|Ernest Rutherford: Nuclear Physics
In 1919, Rutherford announced that in experiments begun two years earlier, he had artificially "split" the atom by bombarding normally stable nitrogen with alpha particles to create fast protons (hydrogen) and an isotope of oxygen. Shortly after this discovery, he accepted an offer to succeed Thomson as the Cavendish Professor of Physics at the University of Cambridge.
Over the next two decades, Rutherford either directly or indirectly set into motion many of the pivotal discoveries of nuclear physics.
In 1920, he predicted the existence of the neutron, an uncharged particle just slightly heavier than the proton.

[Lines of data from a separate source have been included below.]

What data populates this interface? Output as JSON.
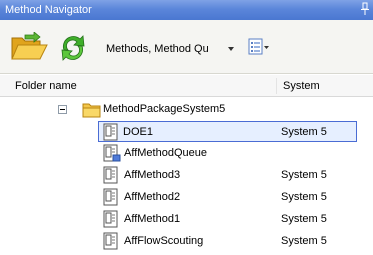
{
  "window": {
    "title": "Method Navigator"
  },
  "toolbar": {
    "view_selector_value": "Methods, Method Qu",
    "icons": [
      "folder-open-icon",
      "refresh-icon",
      "list-view-icon"
    ]
  },
  "columns": {
    "folder_name": "Folder name",
    "system": "System"
  },
  "tree": {
    "folder": {
      "label": "MethodPackageSystem5",
      "expanded": true
    },
    "items": [
      {
        "label": "DOE1",
        "system": "System 5",
        "icon": "method-icon",
        "selected": true
      },
      {
        "label": "AffMethodQueue",
        "system": "",
        "icon": "method-queue-icon",
        "selected": false
      },
      {
        "label": "AffMethod3",
        "system": "System 5",
        "icon": "method-icon",
        "selected": false
      },
      {
        "label": "AffMethod2",
        "system": "System 5",
        "icon": "method-icon",
        "selected": false
      },
      {
        "label": "AffMethod1",
        "system": "System 5",
        "icon": "method-icon",
        "selected": false
      },
      {
        "label": "AffFlowScouting",
        "system": "System 5",
        "icon": "method-icon",
        "selected": false
      }
    ]
  },
  "colors": {
    "titlebar": "#5b86da",
    "selection_border": "#4a6cd4",
    "selection_fill": "#e6efff"
  }
}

Because of the difficultly in physically detecting an uncharged particle, it was not until that 1932 that Rutherford's student at Cambridge, James Chadwick, would prove its existence.
After successfully lobbying the British government for funding in 1929, Rutherford oversaw John Cockcroft and Ernest T.S. Walton's development of one of the first high-energy particle accelerators, a linear accelerator used to bombard elements with artificially accelerated protons. The cyclotron, a circular accelerator, was developed about the same time in the United States by Ernest Lawrence.
Along with Chadwick and Charles Drummond Ellis, Rutherford published "Radiation from Radioactive Substances" in 1930. Later works by Rutherford include "The Artificial Transmutation of the Elements" (1933) and "The Newer Alchemy" (1937).
The first nuclear fusion reaction was created at Rutherford's Cambridge Lab, as announced in 1934 by Marcus Oliphant and Paul Harteck. They bombarded concentrated heavy water (deuterium) with deuterons to produced tritium and helium. This process would lead to the creation of the hydrogen bomb, first detonated in 1952.
Although Enrico Fermi unknowingly created atomic fission as early as 1934, fission was first detected in 1938 by Otto Hahn, one of Rutherford's former students at McGill University. Hahn's work was the precursor to the Manhattan Project atomic weapons program in the United States. Commercial fission power plants were introduced by the mid-1950s.
Rutherford himself anticipated neither the rapid development of nuclear weaponry nor nuclear power, as he was accustomed to the low-level radiation typified by the natural decay of heavy elements. It was not until physicist Leó Szilárd and others perfected means of instigating fission chain reactions that the vast energy of heavy elements could be released almost in an instant, instead of over millions of years.
J. Robert Oppenheimer, scientific director of the Manhattan Project, was one of Rutherford's students at Cambridge. Students and/or research associates of Rutherford to win the Nobel Prize include Chadwick, Cockcroft and Walton, Patrick M.S. Blackett, G.P. Thomson (J.J. Thomson's son), Edward V. Appleton, Francis W. Aston, and Cecil Powell.
In 1931, Rutherford was granted peerage as First Baron Rutherford of Nelson, New Zealand, and Cambridge, and become a member of the House of Lords, making his popular title Lord Rutherford.
He died on October 19, 1937 at the age of sixty-six, due to complications from a hernia. His ashes are interred in Westminster Abbey in London.
By John Pearson
Source: Ernest Rutherford, 2006, p3, 1p